**Aim of the task**: Your answer should be one number, namely how many lines in the listing below include the word "progress".

··········

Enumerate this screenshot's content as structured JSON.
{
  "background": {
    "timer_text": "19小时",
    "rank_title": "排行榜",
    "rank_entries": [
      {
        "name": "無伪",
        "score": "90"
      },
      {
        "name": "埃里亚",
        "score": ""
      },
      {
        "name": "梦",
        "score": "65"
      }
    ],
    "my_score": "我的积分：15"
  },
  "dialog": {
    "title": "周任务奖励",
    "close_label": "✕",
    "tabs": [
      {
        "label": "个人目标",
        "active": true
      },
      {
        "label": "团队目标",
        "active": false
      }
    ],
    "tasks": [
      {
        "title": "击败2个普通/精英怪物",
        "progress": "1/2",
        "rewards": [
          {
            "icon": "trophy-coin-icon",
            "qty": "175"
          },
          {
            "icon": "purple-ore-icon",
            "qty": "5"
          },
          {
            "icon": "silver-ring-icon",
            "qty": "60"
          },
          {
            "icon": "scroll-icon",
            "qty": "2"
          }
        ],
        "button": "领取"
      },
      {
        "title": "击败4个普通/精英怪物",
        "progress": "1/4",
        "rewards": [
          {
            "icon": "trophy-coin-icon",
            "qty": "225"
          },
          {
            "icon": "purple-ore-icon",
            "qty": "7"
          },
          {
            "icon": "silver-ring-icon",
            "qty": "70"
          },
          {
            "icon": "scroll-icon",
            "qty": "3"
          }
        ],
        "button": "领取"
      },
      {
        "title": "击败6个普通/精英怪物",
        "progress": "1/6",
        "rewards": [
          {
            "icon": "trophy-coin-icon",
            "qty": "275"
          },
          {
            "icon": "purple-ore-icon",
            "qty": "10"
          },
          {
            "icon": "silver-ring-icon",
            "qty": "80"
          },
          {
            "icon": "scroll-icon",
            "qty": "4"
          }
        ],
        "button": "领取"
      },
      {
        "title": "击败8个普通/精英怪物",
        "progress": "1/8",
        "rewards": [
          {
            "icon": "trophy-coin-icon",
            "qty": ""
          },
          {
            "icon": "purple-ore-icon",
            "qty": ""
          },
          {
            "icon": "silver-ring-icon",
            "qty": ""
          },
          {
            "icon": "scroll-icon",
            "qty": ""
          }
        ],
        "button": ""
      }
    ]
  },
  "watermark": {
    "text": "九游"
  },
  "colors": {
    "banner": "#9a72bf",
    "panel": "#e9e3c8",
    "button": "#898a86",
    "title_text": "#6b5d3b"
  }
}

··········

**Response area**: 4